The spot market ended July on a high note, with truckload volume rising sharply and truckload capacity tightening during the week ending August 2, according to DAT Solutions, which operates a network of load boards.

DAT found that the overall number of loads posted increased 7.5%, compared to the prior week, while the number of available trucks decreased 7.4%.

Meanwhile, rates were “relatively stable” as a national average, the company pointed out, “masking big changes in individual markets and lanes.”

The national average van rate fell 1 cent (0.5%) to $2.06 per mile (including fuel surcharge) on the spot market.

Van load availability climbed 6.9% while posted capacity fell 7.7% for the week. The national van load-to-truck ratio jumped 16% to 3.1, meaning there were 3.1 loads posted for every truck available on DAT’s load boards.

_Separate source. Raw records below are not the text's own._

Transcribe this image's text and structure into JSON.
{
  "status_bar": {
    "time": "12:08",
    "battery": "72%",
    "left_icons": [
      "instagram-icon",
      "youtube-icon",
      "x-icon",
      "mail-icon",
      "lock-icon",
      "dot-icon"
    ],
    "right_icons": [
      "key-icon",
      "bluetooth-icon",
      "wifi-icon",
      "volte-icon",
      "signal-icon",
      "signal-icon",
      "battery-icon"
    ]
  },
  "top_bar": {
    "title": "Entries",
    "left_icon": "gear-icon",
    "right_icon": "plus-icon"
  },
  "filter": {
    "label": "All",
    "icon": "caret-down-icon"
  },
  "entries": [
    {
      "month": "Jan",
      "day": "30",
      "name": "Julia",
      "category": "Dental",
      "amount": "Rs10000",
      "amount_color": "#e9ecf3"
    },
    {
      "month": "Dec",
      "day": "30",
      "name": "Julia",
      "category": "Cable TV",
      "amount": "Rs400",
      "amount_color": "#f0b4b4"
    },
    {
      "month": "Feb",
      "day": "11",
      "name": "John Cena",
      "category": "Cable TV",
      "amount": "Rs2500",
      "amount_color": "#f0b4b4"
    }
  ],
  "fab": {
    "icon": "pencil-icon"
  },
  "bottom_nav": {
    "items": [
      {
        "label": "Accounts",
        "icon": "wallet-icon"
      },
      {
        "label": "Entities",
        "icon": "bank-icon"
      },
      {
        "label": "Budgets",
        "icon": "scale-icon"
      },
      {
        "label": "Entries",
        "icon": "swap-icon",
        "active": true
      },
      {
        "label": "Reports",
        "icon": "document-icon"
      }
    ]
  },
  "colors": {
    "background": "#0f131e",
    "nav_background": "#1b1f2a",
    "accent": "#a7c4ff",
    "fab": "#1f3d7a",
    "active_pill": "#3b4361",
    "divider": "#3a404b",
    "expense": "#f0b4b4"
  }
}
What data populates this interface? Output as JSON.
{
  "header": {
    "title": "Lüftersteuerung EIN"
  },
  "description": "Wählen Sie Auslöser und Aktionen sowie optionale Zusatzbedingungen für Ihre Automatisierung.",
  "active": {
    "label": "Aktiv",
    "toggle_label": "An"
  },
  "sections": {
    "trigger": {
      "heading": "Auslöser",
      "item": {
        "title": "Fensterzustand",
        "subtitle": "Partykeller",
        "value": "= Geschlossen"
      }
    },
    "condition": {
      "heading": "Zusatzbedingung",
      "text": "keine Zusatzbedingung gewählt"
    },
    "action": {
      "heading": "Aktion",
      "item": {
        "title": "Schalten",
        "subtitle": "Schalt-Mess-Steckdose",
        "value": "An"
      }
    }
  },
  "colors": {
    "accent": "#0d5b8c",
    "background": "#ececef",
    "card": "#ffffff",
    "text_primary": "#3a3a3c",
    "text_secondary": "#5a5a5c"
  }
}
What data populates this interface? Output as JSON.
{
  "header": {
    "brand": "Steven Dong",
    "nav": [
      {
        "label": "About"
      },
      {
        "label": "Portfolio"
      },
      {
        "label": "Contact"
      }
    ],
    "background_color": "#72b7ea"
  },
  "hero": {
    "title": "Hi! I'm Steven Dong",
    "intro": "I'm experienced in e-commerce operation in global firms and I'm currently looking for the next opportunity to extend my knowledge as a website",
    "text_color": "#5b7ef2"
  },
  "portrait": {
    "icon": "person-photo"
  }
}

For the month of July, the van load-to-truck ratio averaged 3.2, a 26% plummet from June. However, this July ended 23% above the level hit in July 2013.

The national average reefer rate dipped just 1 cent (0.4%) to $2.35 per mile, which DAT called “a strong rate historically. “

The number of posted refrigerated loads increased 7.9% and capacity decreased 5.2%, compared to the previous week. The resulting refrigerated load-to-truck ratio was up 14% to 8.9 loads per truck.

For the month, the average reefer load-to-truck ratio declined 21% to 9.1 from a seasonal high of 11.5 in June. Year-over-year, the load-to-truck ratio was 15% higher compared to July 2013.

Flatbed rates went unchanged, with the national average at $2.44 per mile.

Flatbed load availability increased 6.0% while capacity declined 7.1%. As a result, load-to-truck ratio jumped 14%, compared to the previous week, rising from 31.9 to 36.4 loads per truck.

For July, flatbed load volume declined 11% compared to June. But capacity increased 14%-- driving the load-to-truck ratio down 22%. Compared to July 2013, however, there were 52% more flatbed loads and 19% fewer trucks posted. That resulted in an 88% increase in the flatbed load-to-truck ratio year-over-year.

DAT pointed out that the load-to-truck ratios that it reports for each week represent the number of loads posted for every truck posted on the company’s load boards.

“The load-to-truck ratio is a sensitive, real-time indicator of the balance between spot market demand and capacity,” advised the company. “Changes in the ratio often signal impending changes in rates.

DAT noted that it makes available weekly reports on spot rates and demand.